Others are already trying to target voters dismissed by most campaigns as low-propensity voters. Tom K. Wong, a political science professor at the University of California, San Diego, says groups had success in targeting those voters this past cycle, and may have even helped Democrat Scott Peters best Republican Carl DeMaio in a contested San Diego congressional race.
Wong says he is researching ways to target so-called unlikely voters — and having some success. Many of those voters cast provisional ballots. While DeMaio led among the ballots counted on Election Day, it was the provisional ballots that put Peters over the top.

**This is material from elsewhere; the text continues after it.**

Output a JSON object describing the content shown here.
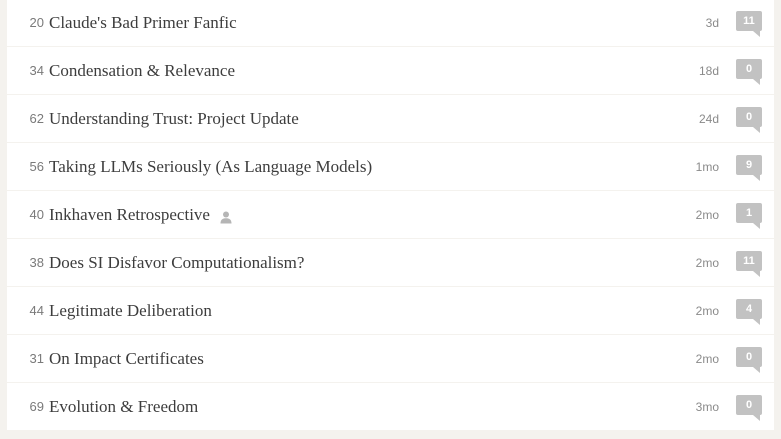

Political campaigns generally discount low-propensity voters, arguing it is too expensive to target them. But Wong and his partners in a grassroots organization called Alliance San Diego developed a way to micro-target subgroups of voters that they say were painted with too broad a brush by traditional voter-data analysis.
“The unfortunate byproduct of this sophisticated, data-driven campaigning is that communities of color and those with lower incomes tend to be ignored,” he said.
In his research, Wong found that foreign-born Latinos, for example, were more likely to vote than native-born citizens in the same socioeconomic bracket. Getting a better understanding of who, specifically, is not voting and why is the key to increasing engagement, and worthy of investment from political campaigns.
“Our democracy is better when all people participate or have the opportunity to participate,” said Wong. “When campaigns and candidates ignore entire swaths of the electorate, our democracy is not functioning as well as it could be.”
(Note: This story originally appeared on Capital and Main as part of their State of Inequality series.)